1. On trial in a court, especially for a criminal case. The once all-powerful executive has been in the dock for the past month over allegations of money laundering within his company.
2. Subjected to intense scrutiny or examination. John found himself in the dock after his wife caught him having an affair with another woman.
dock (something) from (something)
To take money one has earned from one's pay. If you come in late again, I'll have to dock the time from your paycheck.
dock something from something
to withhold money from an amount due to someone. I will have to dock this from your paycheck. The boss docked ten dollars from my monthly pay.
in the dock
On trial, especially in a criminal case. For example, The accused stood in the dock through the entire proceeding. This expression employs dock in the sense of "an enclosed place for the defendant in a court of law," a usage dating from the late 1500s, and is used even in American courts where no such enclosure exists.
in dock1 (of a ship) moored in a dock. 2 (of a person) not fully fit and out of action. British informal 3 (of a vehicle) in a garage for repairs.
in the dockunder investigation or scrutiny for suspected wrongdoing or harm caused. British
In a court of law, the dock is the enclosure where the defendant stands during a trial.
1995 Times For once, Britain was not in the dock as others took the heat.
put somebody in the ˈdockaccuse somebody of doing something wrong: The government is being put in the dock for failing to warn the public about the flu epidemic.

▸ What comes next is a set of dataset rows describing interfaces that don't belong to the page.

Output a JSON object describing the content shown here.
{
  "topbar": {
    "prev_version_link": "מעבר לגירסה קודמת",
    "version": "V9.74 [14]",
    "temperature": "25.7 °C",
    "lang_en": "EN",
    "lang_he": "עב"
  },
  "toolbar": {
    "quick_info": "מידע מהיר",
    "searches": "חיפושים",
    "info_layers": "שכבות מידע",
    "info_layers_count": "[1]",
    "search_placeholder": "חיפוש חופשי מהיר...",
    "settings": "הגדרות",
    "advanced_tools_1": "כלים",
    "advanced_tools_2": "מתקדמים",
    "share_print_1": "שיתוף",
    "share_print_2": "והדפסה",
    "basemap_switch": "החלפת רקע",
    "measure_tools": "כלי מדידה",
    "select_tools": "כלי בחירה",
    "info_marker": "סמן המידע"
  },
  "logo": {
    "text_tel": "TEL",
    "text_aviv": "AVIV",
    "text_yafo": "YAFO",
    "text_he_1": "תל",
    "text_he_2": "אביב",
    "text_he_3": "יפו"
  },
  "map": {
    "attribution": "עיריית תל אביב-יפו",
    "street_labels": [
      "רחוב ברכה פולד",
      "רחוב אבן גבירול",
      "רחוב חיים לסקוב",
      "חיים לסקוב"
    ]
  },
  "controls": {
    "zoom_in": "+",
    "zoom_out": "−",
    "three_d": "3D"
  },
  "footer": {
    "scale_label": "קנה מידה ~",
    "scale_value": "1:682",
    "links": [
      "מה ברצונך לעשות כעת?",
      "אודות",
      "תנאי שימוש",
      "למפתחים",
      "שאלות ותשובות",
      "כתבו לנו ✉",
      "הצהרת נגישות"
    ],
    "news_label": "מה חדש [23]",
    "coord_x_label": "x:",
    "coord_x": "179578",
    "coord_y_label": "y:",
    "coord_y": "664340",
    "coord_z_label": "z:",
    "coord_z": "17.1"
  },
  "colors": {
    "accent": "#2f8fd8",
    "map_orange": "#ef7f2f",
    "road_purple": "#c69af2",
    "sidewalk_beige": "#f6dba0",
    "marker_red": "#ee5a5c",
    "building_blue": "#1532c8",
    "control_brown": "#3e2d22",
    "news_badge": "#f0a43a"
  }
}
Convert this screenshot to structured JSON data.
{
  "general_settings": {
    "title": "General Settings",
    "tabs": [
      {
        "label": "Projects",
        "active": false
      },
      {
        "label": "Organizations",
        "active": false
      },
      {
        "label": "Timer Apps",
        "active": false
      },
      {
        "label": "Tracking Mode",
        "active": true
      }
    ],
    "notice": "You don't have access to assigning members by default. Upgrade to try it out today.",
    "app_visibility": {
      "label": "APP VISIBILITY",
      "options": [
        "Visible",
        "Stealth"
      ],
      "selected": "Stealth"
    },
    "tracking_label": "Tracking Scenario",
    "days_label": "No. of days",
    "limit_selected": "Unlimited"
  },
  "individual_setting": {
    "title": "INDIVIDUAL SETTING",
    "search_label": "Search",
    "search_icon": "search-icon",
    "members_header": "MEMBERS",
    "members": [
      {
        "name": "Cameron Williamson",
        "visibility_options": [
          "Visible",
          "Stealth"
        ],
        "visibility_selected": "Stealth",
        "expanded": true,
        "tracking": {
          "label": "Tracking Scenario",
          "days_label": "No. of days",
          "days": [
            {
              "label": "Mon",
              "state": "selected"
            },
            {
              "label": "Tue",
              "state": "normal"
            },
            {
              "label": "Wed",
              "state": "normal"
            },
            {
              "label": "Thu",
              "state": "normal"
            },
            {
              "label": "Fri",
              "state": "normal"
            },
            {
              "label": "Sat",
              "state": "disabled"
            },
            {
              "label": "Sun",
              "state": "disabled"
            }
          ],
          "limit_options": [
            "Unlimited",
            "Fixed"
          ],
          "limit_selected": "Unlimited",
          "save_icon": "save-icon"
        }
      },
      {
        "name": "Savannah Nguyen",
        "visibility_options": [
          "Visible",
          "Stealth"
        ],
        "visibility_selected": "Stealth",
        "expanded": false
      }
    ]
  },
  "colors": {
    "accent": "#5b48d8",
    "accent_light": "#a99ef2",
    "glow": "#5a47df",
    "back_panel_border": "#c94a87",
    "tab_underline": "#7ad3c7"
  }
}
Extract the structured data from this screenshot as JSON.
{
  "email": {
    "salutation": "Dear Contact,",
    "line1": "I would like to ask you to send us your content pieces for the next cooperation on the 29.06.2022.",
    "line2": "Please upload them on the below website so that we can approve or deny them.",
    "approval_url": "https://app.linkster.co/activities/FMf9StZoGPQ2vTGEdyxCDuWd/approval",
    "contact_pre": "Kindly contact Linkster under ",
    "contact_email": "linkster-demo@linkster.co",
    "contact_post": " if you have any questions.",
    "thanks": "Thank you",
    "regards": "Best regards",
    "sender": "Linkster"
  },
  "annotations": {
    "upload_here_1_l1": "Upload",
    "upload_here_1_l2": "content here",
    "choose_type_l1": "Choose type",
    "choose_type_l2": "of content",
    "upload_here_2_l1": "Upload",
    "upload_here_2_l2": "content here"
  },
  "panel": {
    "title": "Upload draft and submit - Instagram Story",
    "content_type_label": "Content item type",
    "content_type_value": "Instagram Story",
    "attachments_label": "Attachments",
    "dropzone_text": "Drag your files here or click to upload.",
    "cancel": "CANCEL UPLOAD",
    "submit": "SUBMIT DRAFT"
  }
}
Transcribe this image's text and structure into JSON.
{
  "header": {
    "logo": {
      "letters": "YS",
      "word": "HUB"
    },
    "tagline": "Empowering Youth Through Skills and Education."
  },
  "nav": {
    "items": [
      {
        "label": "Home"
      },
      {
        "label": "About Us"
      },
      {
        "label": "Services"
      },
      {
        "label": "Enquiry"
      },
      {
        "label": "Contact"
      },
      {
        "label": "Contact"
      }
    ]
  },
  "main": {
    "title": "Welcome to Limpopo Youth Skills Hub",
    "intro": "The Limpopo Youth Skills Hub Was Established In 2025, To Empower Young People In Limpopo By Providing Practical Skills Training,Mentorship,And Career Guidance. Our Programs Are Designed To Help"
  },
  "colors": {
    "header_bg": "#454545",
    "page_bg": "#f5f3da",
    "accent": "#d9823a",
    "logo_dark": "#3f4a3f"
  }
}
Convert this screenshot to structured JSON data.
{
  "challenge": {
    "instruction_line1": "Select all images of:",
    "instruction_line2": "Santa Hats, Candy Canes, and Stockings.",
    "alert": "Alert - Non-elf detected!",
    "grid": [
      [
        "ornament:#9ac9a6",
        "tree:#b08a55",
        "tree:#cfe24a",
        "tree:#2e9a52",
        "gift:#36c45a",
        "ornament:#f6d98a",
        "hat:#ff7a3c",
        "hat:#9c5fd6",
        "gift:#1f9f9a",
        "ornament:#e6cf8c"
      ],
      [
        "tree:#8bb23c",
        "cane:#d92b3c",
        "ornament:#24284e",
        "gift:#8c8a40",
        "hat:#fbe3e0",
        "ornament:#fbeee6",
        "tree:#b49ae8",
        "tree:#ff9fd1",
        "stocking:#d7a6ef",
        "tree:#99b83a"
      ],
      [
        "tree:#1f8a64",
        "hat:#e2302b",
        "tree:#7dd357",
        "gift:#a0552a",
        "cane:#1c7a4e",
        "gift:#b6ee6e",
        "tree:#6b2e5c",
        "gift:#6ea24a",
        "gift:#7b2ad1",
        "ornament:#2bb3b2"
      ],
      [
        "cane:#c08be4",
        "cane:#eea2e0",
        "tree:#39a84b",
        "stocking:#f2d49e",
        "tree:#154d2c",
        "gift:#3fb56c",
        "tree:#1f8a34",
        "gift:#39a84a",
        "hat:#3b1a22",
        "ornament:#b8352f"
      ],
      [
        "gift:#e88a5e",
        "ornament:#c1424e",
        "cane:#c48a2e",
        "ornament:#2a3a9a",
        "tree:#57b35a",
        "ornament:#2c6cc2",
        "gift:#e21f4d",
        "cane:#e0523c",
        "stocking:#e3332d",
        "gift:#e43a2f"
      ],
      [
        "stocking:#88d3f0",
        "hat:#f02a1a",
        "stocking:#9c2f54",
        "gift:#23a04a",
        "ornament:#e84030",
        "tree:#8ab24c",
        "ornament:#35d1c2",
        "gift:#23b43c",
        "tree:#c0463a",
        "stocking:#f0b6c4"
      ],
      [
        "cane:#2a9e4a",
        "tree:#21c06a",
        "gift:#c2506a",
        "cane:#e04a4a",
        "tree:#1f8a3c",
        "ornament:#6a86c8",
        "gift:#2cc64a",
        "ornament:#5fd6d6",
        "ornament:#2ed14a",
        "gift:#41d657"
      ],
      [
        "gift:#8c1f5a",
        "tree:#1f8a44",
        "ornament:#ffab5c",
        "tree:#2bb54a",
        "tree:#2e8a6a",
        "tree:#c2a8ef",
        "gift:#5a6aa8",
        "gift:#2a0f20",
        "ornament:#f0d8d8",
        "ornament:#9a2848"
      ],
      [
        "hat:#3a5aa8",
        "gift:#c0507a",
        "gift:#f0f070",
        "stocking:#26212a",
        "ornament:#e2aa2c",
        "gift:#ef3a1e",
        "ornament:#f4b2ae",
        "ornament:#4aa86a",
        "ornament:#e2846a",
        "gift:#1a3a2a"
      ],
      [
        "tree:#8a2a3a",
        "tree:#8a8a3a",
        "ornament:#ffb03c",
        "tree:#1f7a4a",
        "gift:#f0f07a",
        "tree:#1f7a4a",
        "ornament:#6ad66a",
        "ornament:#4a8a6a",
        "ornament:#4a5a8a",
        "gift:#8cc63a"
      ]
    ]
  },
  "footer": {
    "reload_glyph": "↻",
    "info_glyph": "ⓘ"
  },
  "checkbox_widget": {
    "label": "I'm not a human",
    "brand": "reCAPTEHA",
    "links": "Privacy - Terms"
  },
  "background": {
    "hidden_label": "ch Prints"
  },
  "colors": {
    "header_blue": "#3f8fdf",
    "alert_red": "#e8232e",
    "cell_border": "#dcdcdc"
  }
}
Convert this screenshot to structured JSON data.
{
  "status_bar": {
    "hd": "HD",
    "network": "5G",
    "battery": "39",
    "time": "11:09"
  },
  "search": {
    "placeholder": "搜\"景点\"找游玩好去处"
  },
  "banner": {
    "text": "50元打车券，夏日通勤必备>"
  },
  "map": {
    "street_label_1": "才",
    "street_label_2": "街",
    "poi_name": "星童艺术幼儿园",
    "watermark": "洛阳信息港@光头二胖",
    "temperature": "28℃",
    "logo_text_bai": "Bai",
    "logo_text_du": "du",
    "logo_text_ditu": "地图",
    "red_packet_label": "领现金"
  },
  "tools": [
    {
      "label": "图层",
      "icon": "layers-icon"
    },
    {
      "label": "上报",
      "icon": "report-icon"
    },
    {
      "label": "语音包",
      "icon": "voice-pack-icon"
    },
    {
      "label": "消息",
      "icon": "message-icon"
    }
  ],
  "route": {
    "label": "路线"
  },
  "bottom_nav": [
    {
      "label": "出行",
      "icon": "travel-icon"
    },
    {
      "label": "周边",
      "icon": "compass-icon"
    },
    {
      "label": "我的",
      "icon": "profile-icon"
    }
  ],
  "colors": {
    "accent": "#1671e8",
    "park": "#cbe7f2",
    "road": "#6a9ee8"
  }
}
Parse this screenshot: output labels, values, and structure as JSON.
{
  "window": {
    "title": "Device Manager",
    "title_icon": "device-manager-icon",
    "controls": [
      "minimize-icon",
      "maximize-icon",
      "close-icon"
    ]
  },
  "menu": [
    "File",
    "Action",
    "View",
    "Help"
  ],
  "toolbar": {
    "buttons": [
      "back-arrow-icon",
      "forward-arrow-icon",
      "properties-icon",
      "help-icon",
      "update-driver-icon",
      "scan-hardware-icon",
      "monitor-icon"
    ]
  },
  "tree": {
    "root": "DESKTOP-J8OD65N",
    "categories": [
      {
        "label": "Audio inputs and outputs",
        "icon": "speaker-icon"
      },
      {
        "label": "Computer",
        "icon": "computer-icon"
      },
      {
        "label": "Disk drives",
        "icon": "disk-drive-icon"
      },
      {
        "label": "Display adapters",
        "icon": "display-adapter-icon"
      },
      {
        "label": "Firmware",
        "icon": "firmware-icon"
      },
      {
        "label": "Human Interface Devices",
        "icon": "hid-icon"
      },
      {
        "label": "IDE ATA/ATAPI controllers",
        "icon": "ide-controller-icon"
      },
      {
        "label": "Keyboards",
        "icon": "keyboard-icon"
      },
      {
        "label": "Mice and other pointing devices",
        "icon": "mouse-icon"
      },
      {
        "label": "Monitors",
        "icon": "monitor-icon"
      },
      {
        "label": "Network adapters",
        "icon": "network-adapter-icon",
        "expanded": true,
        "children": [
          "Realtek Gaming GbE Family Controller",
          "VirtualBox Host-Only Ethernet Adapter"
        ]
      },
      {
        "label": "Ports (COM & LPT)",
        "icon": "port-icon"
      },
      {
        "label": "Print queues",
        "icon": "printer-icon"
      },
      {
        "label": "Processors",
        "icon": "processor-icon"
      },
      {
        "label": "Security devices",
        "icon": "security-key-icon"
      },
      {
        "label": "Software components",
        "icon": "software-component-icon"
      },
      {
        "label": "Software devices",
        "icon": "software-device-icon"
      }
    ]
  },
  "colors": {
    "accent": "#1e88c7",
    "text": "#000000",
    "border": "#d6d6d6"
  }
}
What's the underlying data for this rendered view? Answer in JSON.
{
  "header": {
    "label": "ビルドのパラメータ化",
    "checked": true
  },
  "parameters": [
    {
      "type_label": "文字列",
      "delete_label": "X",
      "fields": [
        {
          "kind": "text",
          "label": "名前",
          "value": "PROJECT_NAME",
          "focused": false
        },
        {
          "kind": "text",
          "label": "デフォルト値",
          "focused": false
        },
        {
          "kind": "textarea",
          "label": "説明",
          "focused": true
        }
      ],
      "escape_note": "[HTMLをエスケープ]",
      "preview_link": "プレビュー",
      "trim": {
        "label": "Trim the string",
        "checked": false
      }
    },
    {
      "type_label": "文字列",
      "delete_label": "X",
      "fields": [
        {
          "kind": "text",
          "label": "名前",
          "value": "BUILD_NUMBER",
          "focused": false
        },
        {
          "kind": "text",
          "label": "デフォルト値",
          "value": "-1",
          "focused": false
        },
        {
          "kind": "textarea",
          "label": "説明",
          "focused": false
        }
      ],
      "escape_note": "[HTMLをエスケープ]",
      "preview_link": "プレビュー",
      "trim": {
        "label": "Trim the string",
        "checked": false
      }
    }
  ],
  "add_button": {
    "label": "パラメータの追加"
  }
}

The dock in a court of law is the place where the person who has been accused of a crime stands or sits during a trial.